WORK INSTRUCTIONS:
Would you copy out each line of the records below that includes the word "hair"?

DATA FOR THE TASK:
_ _ _ _ _

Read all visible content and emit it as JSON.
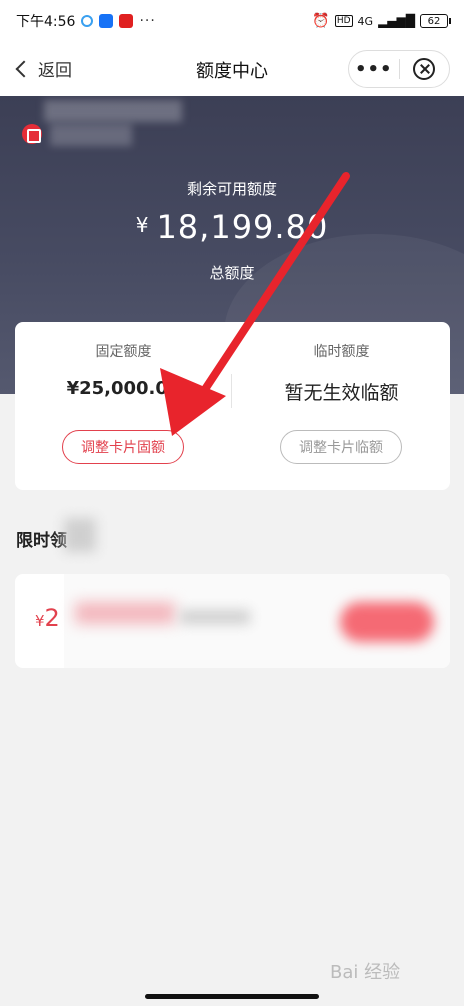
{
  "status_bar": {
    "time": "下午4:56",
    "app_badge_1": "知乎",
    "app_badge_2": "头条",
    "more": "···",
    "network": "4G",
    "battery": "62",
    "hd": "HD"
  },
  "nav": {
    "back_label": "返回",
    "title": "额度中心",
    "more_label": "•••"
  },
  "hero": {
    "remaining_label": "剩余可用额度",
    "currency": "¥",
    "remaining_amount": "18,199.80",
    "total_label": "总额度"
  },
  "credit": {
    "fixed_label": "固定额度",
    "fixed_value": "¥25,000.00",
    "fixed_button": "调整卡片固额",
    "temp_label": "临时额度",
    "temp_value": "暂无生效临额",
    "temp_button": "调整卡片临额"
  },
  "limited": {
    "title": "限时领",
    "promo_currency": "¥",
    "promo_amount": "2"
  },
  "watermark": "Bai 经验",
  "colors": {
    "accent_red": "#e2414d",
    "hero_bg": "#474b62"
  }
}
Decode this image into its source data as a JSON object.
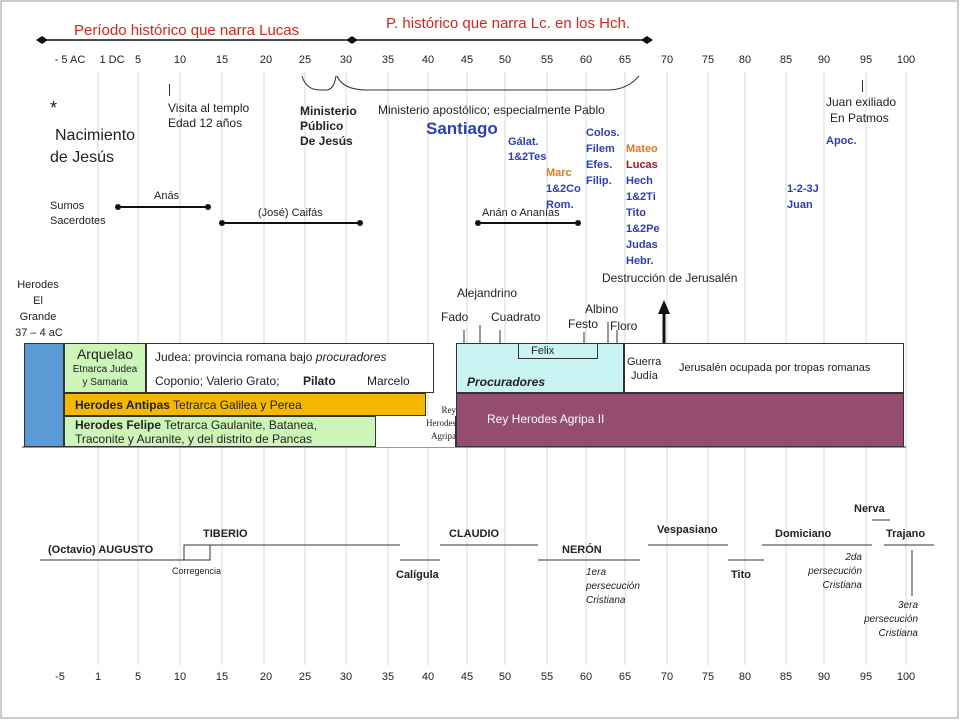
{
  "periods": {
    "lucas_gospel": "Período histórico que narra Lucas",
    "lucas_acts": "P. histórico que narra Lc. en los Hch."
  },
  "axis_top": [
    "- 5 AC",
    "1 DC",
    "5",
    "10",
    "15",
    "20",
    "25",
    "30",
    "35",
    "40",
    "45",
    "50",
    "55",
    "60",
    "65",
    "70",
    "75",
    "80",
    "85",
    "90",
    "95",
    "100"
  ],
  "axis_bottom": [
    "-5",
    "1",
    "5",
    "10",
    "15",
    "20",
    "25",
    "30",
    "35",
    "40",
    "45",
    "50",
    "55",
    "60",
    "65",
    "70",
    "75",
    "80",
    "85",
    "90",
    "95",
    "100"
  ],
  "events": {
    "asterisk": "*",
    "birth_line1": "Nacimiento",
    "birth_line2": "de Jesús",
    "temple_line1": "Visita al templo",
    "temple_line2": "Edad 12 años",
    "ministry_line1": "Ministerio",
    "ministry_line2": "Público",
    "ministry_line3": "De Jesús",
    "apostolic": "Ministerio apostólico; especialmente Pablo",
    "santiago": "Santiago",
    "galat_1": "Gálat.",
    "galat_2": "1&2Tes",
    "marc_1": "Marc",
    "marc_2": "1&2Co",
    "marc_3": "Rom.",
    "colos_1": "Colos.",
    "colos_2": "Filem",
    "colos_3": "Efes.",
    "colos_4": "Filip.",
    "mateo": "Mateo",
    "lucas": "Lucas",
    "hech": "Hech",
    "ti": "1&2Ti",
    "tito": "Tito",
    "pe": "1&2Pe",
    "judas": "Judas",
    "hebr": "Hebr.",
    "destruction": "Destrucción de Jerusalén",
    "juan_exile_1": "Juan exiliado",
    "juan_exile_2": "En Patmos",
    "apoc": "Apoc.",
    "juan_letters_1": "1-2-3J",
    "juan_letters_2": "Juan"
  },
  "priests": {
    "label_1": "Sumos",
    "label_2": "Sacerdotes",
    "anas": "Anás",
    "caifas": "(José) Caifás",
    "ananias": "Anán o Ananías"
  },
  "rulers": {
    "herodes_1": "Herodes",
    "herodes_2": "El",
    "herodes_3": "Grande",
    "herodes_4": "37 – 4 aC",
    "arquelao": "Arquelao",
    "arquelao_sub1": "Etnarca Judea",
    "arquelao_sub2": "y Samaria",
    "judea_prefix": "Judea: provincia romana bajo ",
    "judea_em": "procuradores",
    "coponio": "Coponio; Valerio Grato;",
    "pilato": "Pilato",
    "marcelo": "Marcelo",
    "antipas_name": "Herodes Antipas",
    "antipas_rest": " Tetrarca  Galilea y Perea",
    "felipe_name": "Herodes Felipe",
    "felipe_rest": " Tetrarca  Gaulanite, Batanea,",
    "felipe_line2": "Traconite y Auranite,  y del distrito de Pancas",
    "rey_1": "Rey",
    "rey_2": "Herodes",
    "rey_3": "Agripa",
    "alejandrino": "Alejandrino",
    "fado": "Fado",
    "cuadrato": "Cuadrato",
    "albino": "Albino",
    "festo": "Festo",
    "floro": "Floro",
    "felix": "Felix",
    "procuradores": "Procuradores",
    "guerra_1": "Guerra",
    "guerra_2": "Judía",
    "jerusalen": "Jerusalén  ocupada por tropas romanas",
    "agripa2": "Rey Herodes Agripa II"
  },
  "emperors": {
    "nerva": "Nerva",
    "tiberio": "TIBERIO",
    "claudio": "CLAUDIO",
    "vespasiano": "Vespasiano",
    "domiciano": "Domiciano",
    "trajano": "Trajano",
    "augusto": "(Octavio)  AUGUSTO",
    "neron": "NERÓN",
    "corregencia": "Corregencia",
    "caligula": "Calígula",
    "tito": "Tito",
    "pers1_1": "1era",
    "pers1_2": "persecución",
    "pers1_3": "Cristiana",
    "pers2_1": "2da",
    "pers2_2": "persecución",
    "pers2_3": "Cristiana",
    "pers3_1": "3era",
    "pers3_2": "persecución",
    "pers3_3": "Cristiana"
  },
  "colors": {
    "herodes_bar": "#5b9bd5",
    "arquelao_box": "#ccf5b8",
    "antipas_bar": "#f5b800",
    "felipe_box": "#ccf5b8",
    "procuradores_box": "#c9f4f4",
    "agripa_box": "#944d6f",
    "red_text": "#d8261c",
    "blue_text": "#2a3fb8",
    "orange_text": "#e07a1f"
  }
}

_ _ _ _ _

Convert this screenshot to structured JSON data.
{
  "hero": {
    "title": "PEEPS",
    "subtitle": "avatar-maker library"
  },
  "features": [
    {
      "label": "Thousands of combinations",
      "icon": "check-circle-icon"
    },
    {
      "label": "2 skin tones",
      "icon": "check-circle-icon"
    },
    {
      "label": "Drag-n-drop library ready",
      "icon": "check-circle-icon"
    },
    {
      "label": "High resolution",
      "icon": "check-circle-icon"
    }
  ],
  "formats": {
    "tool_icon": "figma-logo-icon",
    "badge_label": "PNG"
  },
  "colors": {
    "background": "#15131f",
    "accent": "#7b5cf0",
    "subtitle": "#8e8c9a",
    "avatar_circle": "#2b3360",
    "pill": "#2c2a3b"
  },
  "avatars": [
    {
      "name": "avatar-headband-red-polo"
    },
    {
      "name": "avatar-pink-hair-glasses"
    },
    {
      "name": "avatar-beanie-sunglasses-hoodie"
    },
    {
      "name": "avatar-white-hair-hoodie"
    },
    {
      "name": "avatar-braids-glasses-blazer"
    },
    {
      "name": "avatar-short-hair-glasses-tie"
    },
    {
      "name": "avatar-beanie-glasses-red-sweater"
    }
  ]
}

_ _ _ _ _

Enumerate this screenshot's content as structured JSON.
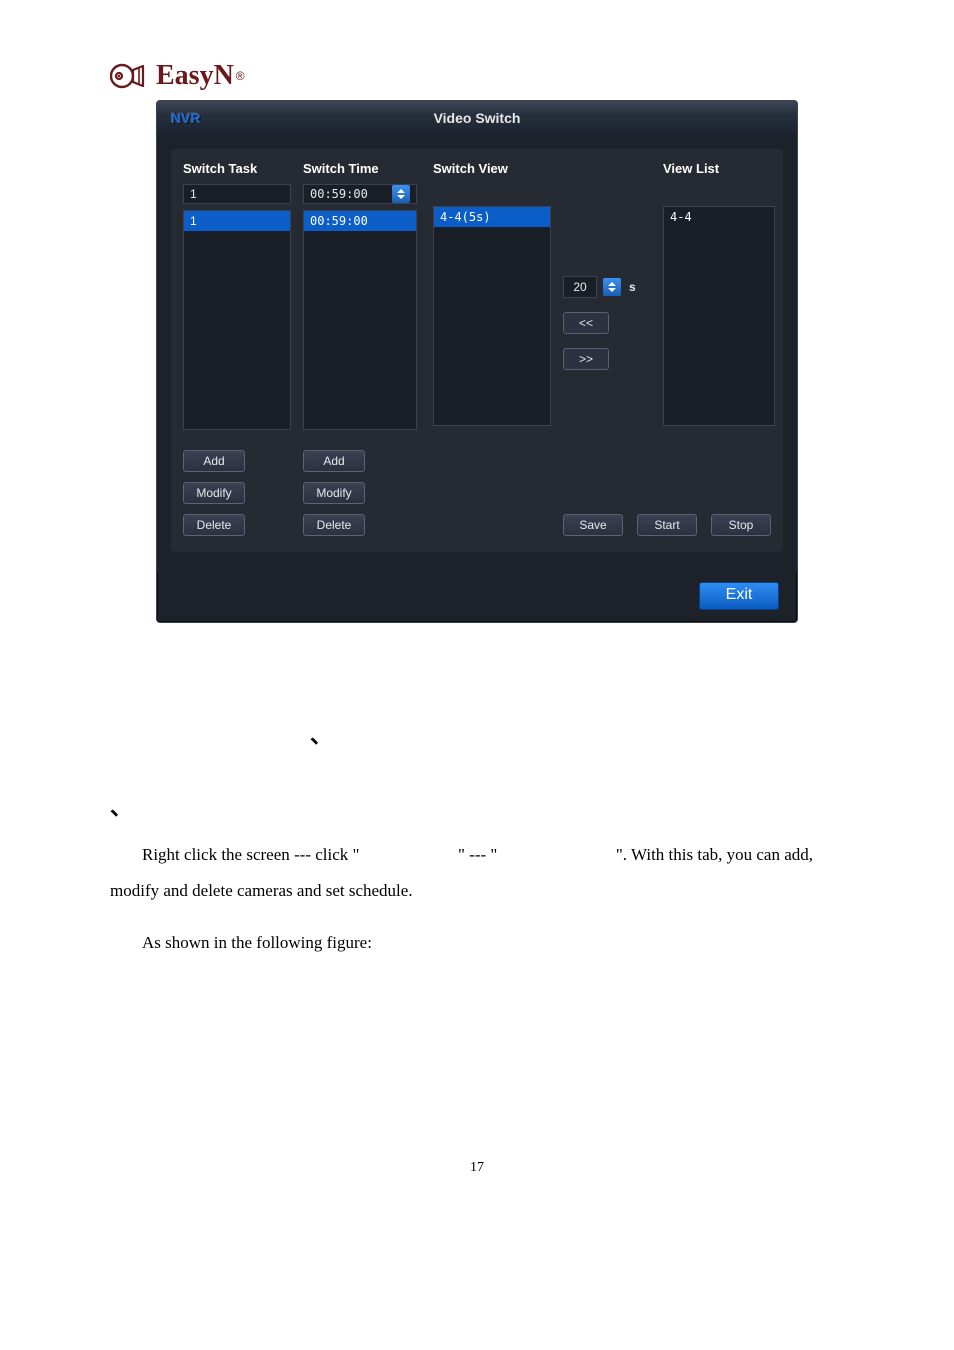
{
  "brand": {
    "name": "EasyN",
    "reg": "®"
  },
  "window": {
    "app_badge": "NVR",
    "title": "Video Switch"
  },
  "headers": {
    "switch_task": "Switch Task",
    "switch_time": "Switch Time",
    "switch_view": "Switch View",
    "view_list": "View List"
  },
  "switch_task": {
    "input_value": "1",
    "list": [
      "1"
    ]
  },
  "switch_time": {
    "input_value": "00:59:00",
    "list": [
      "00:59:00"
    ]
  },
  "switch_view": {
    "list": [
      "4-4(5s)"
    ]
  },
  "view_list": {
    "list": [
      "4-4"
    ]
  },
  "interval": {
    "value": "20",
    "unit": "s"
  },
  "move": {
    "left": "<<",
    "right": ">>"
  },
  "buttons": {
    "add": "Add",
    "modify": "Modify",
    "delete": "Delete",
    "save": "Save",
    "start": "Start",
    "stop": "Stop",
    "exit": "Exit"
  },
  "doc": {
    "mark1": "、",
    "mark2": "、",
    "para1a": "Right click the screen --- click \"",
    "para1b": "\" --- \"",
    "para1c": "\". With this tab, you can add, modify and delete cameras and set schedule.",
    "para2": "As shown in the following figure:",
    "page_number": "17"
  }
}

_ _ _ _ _

TASK ANSWER:
      "name": "avatar-pink-hair-glasses"
      "name": "avatar-white-hair-hoodie"
      "name": "avatar-short-hair-glasses-tie"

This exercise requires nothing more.